BEGIN

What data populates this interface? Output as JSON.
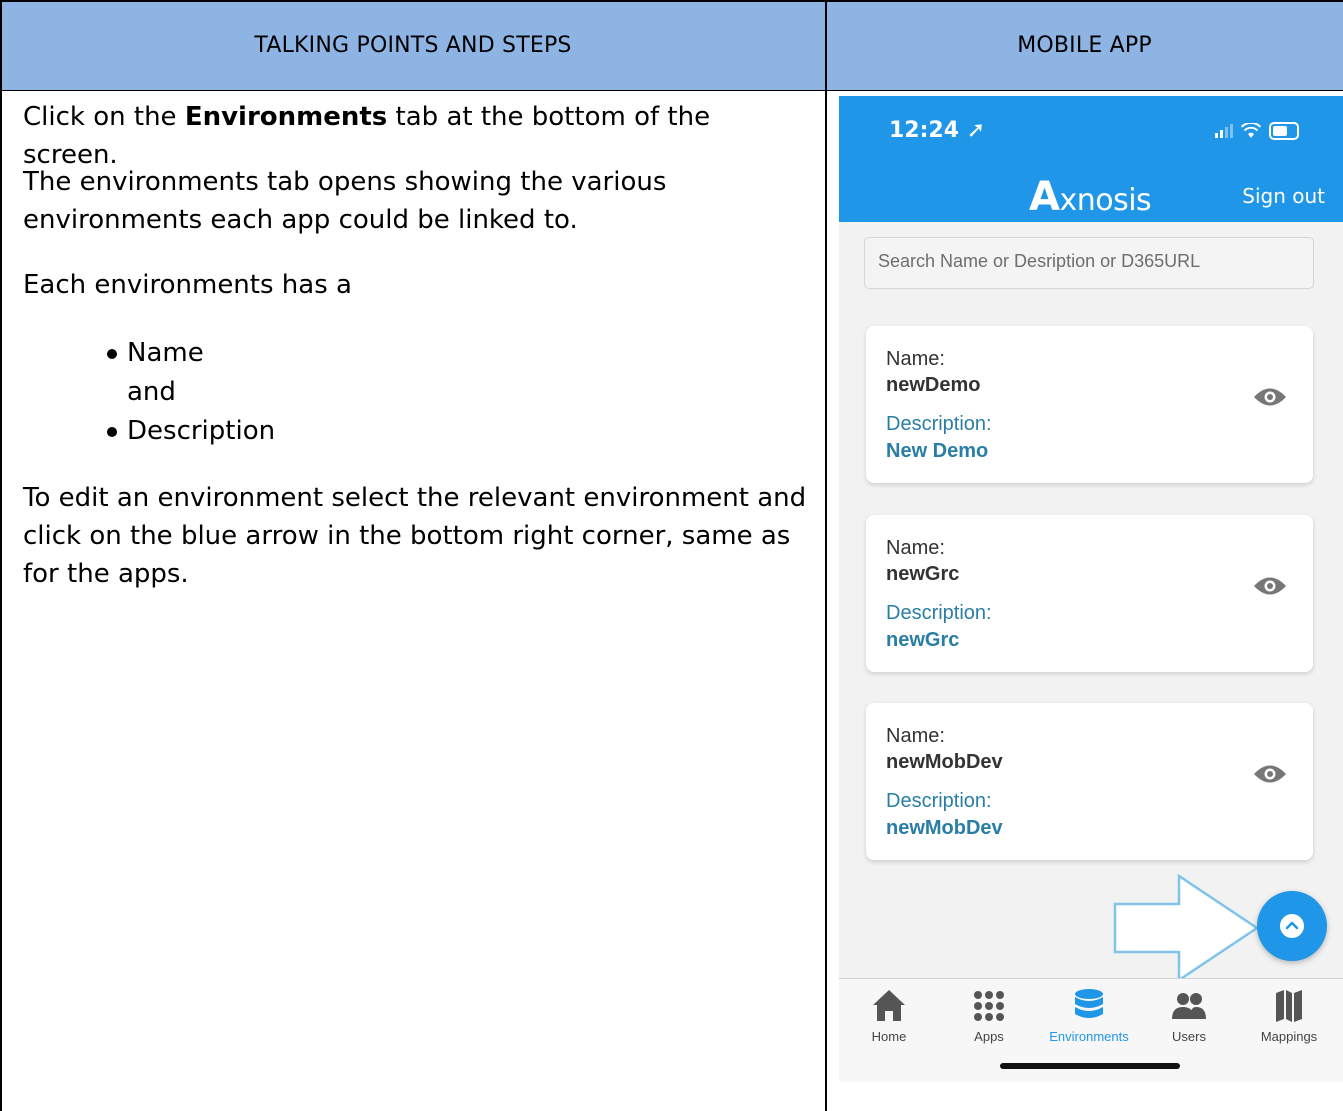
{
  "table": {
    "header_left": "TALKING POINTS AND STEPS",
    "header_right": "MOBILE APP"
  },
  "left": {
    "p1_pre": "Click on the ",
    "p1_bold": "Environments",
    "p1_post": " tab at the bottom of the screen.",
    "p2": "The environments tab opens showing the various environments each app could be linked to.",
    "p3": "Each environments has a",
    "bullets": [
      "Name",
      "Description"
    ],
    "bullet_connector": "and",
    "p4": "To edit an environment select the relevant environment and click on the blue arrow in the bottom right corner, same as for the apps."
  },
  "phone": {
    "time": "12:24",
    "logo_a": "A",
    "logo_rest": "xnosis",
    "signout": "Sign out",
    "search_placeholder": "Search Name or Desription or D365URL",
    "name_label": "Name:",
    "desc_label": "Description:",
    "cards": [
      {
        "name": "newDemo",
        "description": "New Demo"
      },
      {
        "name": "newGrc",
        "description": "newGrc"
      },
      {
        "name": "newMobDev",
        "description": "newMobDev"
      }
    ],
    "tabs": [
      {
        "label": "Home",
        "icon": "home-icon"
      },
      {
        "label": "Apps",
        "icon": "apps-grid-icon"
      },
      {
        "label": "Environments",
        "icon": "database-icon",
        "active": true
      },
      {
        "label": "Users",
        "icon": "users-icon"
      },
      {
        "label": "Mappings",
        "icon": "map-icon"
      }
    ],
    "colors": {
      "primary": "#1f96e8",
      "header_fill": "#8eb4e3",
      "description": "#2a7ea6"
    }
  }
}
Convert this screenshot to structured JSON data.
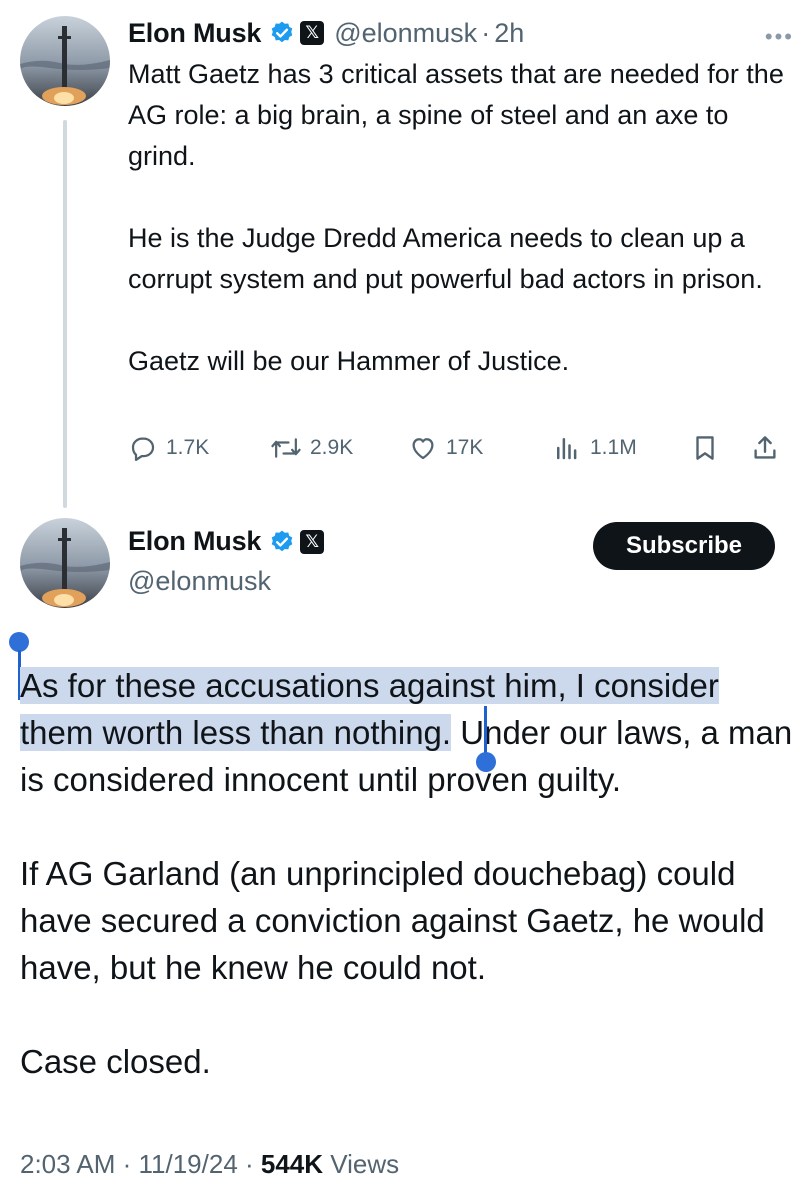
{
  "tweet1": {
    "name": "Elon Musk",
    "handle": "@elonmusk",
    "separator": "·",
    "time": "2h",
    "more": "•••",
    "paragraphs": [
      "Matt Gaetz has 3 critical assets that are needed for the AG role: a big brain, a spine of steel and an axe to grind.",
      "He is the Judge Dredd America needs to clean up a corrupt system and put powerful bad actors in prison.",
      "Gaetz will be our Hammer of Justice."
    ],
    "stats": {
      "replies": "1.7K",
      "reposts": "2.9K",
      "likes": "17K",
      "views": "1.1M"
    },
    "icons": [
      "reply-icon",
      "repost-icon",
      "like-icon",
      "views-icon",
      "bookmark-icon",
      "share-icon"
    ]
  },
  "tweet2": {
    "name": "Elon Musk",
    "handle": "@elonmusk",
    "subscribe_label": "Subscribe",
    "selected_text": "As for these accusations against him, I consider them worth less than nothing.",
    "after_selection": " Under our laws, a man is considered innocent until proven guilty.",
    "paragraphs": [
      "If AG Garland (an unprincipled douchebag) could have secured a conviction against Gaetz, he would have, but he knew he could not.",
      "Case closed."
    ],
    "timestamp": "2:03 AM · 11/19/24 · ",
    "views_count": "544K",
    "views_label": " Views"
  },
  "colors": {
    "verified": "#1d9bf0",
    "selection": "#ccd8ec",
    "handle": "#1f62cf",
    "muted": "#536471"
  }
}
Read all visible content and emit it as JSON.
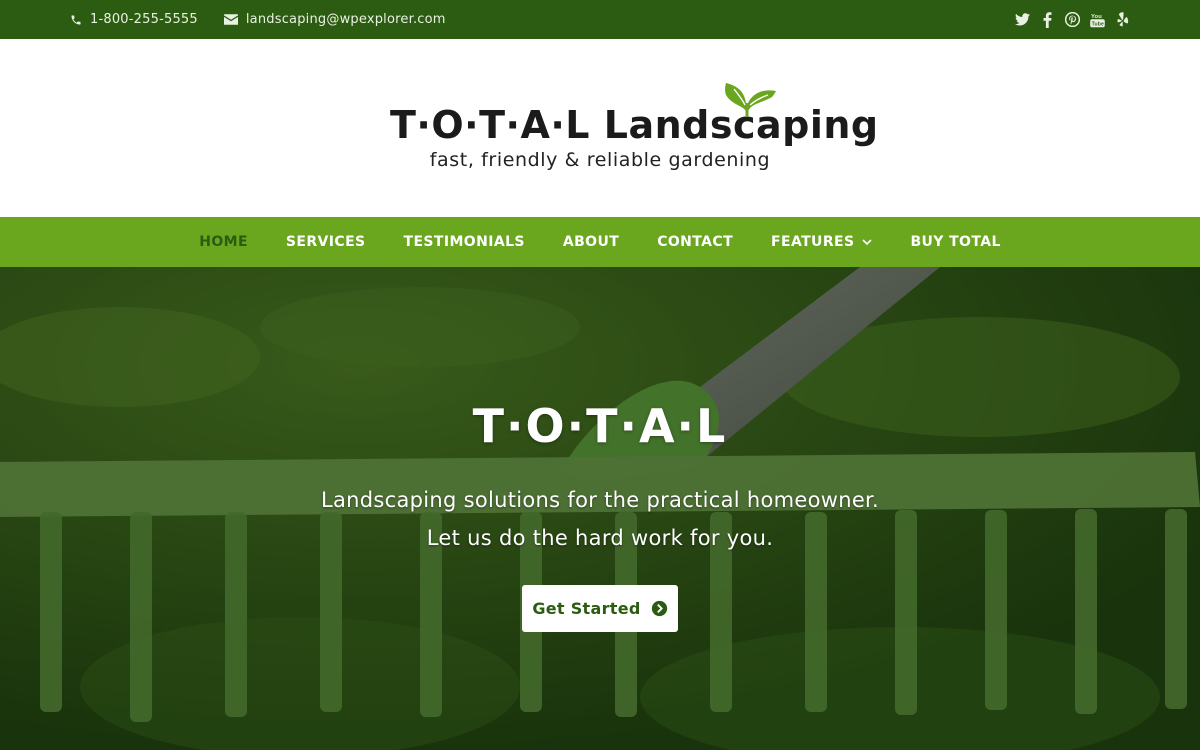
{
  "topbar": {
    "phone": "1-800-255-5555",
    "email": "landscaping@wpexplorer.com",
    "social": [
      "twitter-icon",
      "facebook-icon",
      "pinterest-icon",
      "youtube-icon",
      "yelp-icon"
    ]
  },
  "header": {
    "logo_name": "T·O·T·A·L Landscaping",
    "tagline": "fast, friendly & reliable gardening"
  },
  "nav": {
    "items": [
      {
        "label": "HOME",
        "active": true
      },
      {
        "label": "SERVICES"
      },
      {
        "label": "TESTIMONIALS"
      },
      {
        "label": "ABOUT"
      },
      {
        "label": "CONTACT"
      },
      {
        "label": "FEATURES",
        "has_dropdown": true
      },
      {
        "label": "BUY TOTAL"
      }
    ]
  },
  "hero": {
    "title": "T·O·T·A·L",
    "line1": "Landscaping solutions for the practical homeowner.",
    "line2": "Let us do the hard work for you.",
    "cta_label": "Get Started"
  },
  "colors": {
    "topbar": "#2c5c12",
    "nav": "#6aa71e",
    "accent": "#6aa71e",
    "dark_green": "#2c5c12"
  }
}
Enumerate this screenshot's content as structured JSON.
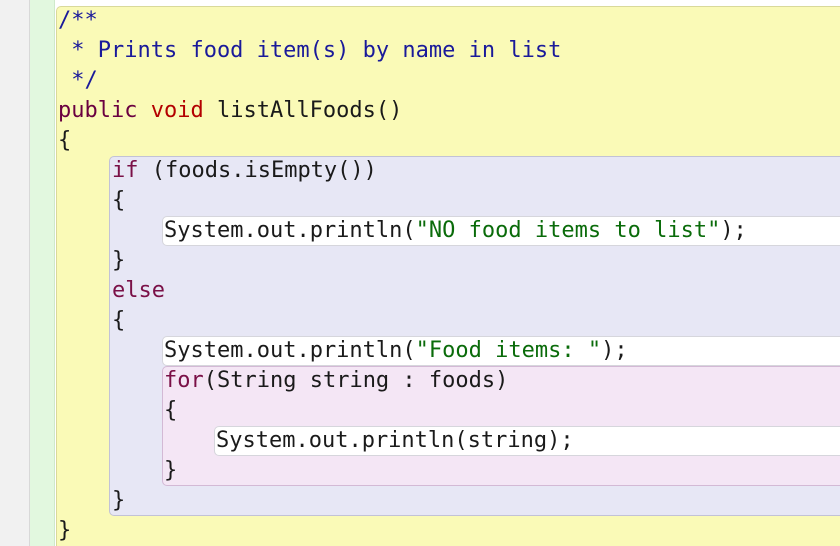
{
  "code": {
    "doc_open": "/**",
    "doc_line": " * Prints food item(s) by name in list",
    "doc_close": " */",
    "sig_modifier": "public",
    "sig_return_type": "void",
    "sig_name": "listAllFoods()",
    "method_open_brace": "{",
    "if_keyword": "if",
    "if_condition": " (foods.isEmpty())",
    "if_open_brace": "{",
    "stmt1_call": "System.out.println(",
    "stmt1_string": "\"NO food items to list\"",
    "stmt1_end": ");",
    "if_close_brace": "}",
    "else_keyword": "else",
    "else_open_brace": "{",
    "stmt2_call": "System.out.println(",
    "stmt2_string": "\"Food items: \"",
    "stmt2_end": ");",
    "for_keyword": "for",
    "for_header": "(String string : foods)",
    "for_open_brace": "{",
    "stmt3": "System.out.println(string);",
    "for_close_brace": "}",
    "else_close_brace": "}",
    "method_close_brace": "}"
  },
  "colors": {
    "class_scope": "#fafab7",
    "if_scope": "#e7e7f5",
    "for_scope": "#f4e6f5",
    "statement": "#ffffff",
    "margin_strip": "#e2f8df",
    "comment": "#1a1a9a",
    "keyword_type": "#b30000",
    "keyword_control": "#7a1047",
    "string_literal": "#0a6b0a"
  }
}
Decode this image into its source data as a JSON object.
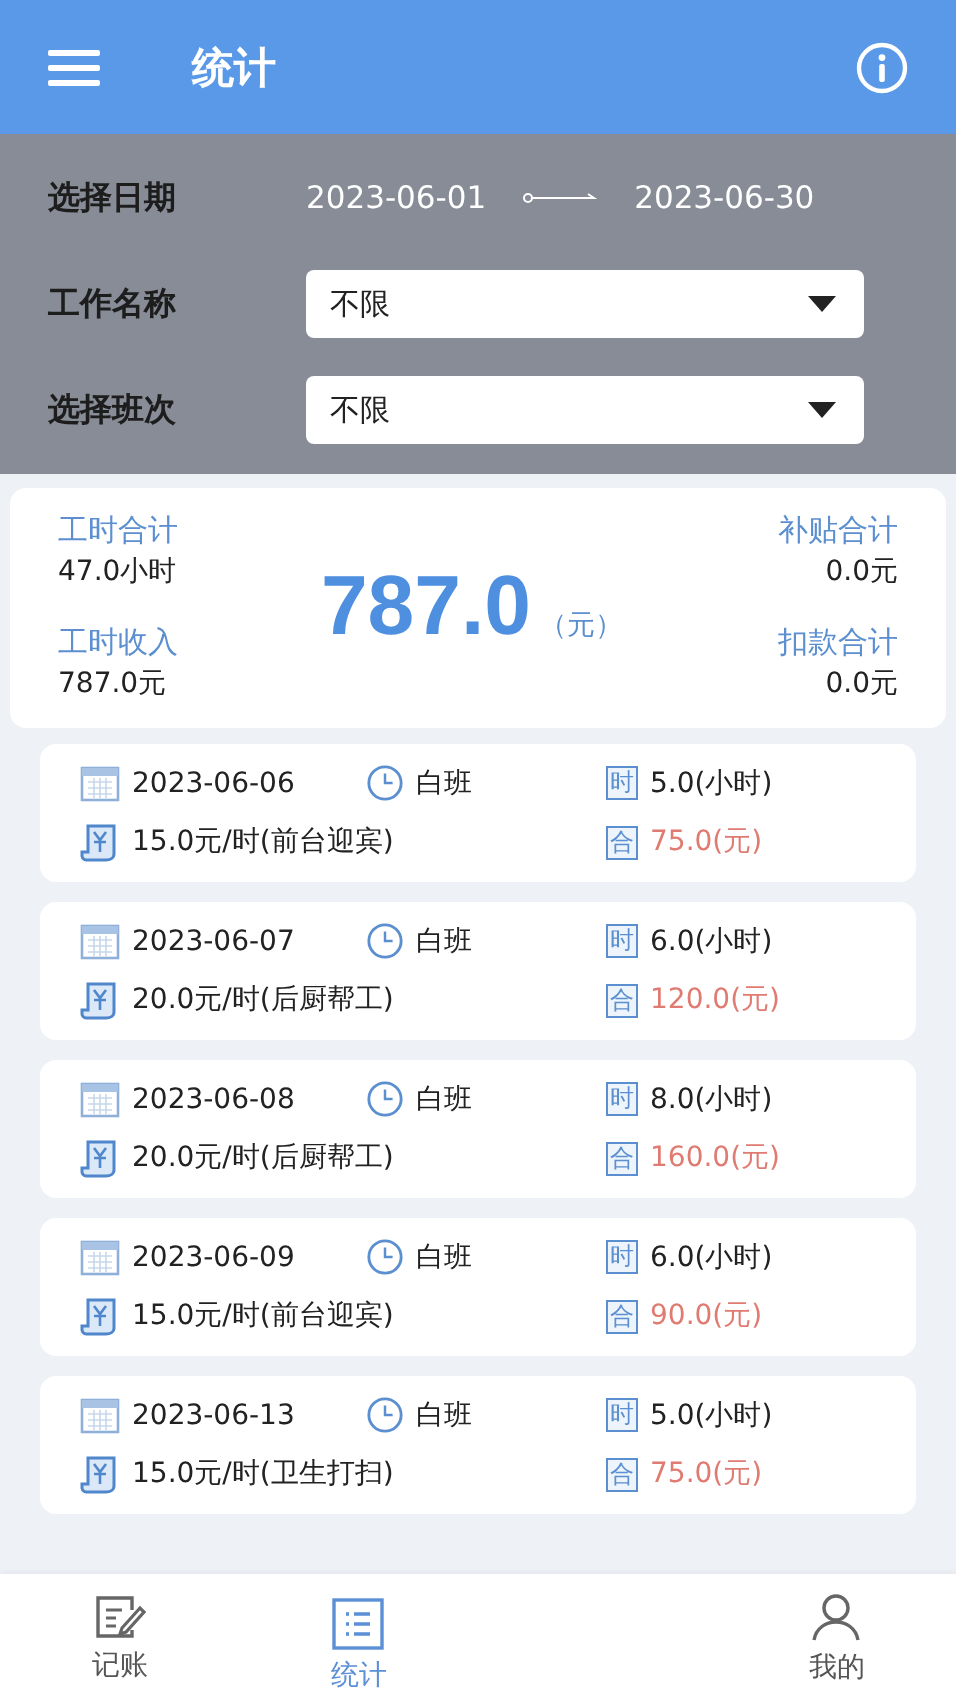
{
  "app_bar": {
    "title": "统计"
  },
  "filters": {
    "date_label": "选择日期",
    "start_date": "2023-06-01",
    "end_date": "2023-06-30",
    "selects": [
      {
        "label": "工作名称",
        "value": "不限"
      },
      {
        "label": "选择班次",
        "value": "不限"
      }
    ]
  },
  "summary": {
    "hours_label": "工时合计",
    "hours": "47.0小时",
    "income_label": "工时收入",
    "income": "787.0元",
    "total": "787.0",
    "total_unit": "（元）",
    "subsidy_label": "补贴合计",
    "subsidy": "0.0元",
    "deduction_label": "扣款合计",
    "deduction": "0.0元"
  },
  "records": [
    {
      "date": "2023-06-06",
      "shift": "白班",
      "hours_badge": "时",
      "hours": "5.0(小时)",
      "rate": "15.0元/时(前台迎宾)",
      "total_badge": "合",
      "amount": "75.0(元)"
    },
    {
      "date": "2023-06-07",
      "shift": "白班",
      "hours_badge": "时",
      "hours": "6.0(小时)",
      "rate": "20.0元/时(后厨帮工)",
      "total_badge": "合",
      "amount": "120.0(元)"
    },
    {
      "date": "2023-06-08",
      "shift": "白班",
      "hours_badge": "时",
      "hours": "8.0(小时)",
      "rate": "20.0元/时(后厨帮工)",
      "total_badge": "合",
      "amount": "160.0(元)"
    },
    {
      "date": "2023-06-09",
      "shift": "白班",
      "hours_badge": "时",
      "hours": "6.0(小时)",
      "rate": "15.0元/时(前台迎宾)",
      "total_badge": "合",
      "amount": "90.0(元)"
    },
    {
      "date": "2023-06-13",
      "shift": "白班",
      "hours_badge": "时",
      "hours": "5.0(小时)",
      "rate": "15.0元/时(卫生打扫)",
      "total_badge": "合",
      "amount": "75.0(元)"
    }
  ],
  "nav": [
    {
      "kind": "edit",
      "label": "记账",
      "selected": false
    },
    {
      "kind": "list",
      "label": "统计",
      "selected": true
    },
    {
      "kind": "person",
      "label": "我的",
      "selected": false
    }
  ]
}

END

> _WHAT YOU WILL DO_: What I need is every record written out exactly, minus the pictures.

> _WRITTEN SOLUTION_:
What data populates this interface? Output as JSON.
{
  "table": {
    "header_left": "TALKING POINTS AND STEPS",
    "header_right": "MOBILE APP"
  },
  "left": {
    "p1_pre": "Click on the ",
    "p1_bold": "Environments",
    "p1_post": " tab at the bottom of the screen.",
    "p2": "The environments tab opens showing the various environments each app could be linked to.",
    "p3": "Each environments has a",
    "bullets": [
      "Name",
      "Description"
    ],
    "bullet_connector": "and",
    "p4": "To edit an environment select the relevant environment and click on the blue arrow in the bottom right corner, same as for the apps."
  },
  "phone": {
    "time": "12:24",
    "logo_a": "A",
    "logo_rest": "xnosis",
    "signout": "Sign out",
    "search_placeholder": "Search Name or Desription or D365URL",
    "name_label": "Name:",
    "desc_label": "Description:",
    "cards": [
      {
        "name": "newDemo",
        "description": "New Demo"
      },
      {
        "name": "newGrc",
        "description": "newGrc"
      },
      {
        "name": "newMobDev",
        "description": "newMobDev"
      }
    ],
    "tabs": [
      {
        "label": "Home",
        "icon": "home-icon"
      },
      {
        "label": "Apps",
        "icon": "apps-grid-icon"
      },
      {
        "label": "Environments",
        "icon": "database-icon",
        "active": true
      },
      {
        "label": "Users",
        "icon": "users-icon"
      },
      {
        "label": "Mappings",
        "icon": "map-icon"
      }
    ],
    "colors": {
      "primary": "#1f96e8",
      "header_fill": "#8eb4e3",
      "description": "#2a7ea6"
    }
  }
}
Convert this screenshot to structured JSON data.
{
  "tweet1": {
    "name": "Elon Musk",
    "handle": "@elonmusk",
    "separator": "·",
    "time": "2h",
    "more": "•••",
    "paragraphs": [
      "Matt Gaetz has 3 critical assets that are needed for the AG role: a big brain, a spine of steel and an axe to grind.",
      "He is the Judge Dredd America needs to clean up a corrupt system and put powerful bad actors in prison.",
      "Gaetz will be our Hammer of Justice."
    ],
    "stats": {
      "replies": "1.7K",
      "reposts": "2.9K",
      "likes": "17K",
      "views": "1.1M"
    },
    "icons": [
      "reply-icon",
      "repost-icon",
      "like-icon",
      "views-icon",
      "bookmark-icon",
      "share-icon"
    ]
  },
  "tweet2": {
    "name": "Elon Musk",
    "handle": "@elonmusk",
    "subscribe_label": "Subscribe",
    "selected_text": "As for these accusations against him, I consider them worth less than nothing.",
    "after_selection": " Under our laws, a man is considered innocent until proven guilty.",
    "paragraphs": [
      "If AG Garland (an unprincipled douchebag) could have secured a conviction against Gaetz, he would have, but he knew he could not.",
      "Case closed."
    ],
    "timestamp": "2:03 AM · 11/19/24 · ",
    "views_count": "544K",
    "views_label": " Views"
  },
  "colors": {
    "verified": "#1d9bf0",
    "selection": "#ccd8ec",
    "handle": "#1f62cf",
    "muted": "#536471"
  }
}
Read all visible content and emit it as JSON.
{
  "topbar": {
    "phone": "1-800-255-5555",
    "email": "landscaping@wpexplorer.com",
    "social": [
      "twitter-icon",
      "facebook-icon",
      "pinterest-icon",
      "youtube-icon",
      "yelp-icon"
    ]
  },
  "header": {
    "logo_name": "T·O·T·A·L Landscaping",
    "tagline": "fast, friendly & reliable gardening"
  },
  "nav": {
    "items": [
      {
        "label": "HOME",
        "active": true
      },
      {
        "label": "SERVICES"
      },
      {
        "label": "TESTIMONIALS"
      },
      {
        "label": "ABOUT"
      },
      {
        "label": "CONTACT"
      },
      {
        "label": "FEATURES",
        "has_dropdown": true
      },
      {
        "label": "BUY TOTAL"
      }
    ]
  },
  "hero": {
    "title": "T·O·T·A·L",
    "line1": "Landscaping solutions for the practical homeowner.",
    "line2": "Let us do the hard work for you.",
    "cta_label": "Get Started"
  },
  "colors": {
    "topbar": "#2c5c12",
    "nav": "#6aa71e",
    "accent": "#6aa71e",
    "dark_green": "#2c5c12"
  }
}
Enumerate this screenshot's content as structured JSON.
{
  "code": {
    "doc_open": "/**",
    "doc_line": " * Prints food item(s) by name in list",
    "doc_close": " */",
    "sig_modifier": "public",
    "sig_return_type": "void",
    "sig_name": "listAllFoods()",
    "method_open_brace": "{",
    "if_keyword": "if",
    "if_condition": " (foods.isEmpty())",
    "if_open_brace": "{",
    "stmt1_call": "System.out.println(",
    "stmt1_string": "\"NO food items to list\"",
    "stmt1_end": ");",
    "if_close_brace": "}",
    "else_keyword": "else",
    "else_open_brace": "{",
    "stmt2_call": "System.out.println(",
    "stmt2_string": "\"Food items: \"",
    "stmt2_end": ");",
    "for_keyword": "for",
    "for_header": "(String string : foods)",
    "for_open_brace": "{",
    "stmt3": "System.out.println(string);",
    "for_close_brace": "}",
    "else_close_brace": "}",
    "method_close_brace": "}"
  },
  "colors": {
    "class_scope": "#fafab7",
    "if_scope": "#e7e7f5",
    "for_scope": "#f4e6f5",
    "statement": "#ffffff",
    "margin_strip": "#e2f8df",
    "comment": "#1a1a9a",
    "keyword_type": "#b30000",
    "keyword_control": "#7a1047",
    "string_literal": "#0a6b0a"
  }
}
Decode this image into its source data as a JSON object.
{
  "app_bar": {
    "title": "统计"
  },
  "filters": {
    "date_label": "选择日期",
    "start_date": "2023-06-01",
    "end_date": "2023-06-30",
    "selects": [
      {
        "label": "工作名称",
        "value": "不限"
      },
      {
        "label": "选择班次",
        "value": "不限"
      }
    ]
  },
  "summary": {
    "hours_label": "工时合计",
    "hours": "47.0小时",
    "income_label": "工时收入",
    "income": "787.0元",
    "total": "787.0",
    "total_unit": "（元）",
    "subsidy_label": "补贴合计",
    "subsidy": "0.0元",
    "deduction_label": "扣款合计",
    "deduction": "0.0元"
  },
  "records": [
    {
      "date": "2023-06-06",
      "shift": "白班",
      "hours_badge": "时",
      "hours": "5.0(小时)",
      "rate": "15.0元/时(前台迎宾)",
      "total_badge": "合",
      "amount": "75.0(元)"
    },
    {
      "date": "2023-06-07",
      "shift": "白班",
      "hours_badge": "时",
      "hours": "6.0(小时)",
      "rate": "20.0元/时(后厨帮工)",
      "total_badge": "合",
      "amount": "120.0(元)"
    },
    {
      "date": "2023-06-08",
      "shift": "白班",
      "hours_badge": "时",
      "hours": "8.0(小时)",
      "rate": "20.0元/时(后厨帮工)",
      "total_badge": "合",
      "amount": "160.0(元)"
    },
    {
      "date": "2023-06-09",
      "shift": "白班",
      "hours_badge": "时",
      "hours": "6.0(小时)",
      "rate": "15.0元/时(前台迎宾)",
      "total_badge": "合",
      "amount": "90.0(元)"
    },
    {
      "date": "2023-06-13",
      "shift": "白班",
      "hours_badge": "时",
      "hours": "5.0(小时)",
      "rate": "15.0元/时(卫生打扫)",
      "total_badge": "合",
      "amount": "75.0(元)"
    }
  ],
  "nav": [
    {
      "kind": "edit",
      "label": "记账",
      "selected": false
    },
    {
      "kind": "list",
      "label": "统计",
      "selected": true
    },
    {
      "kind": "person",
      "label": "我的",
      "selected": false
    }
  ]
}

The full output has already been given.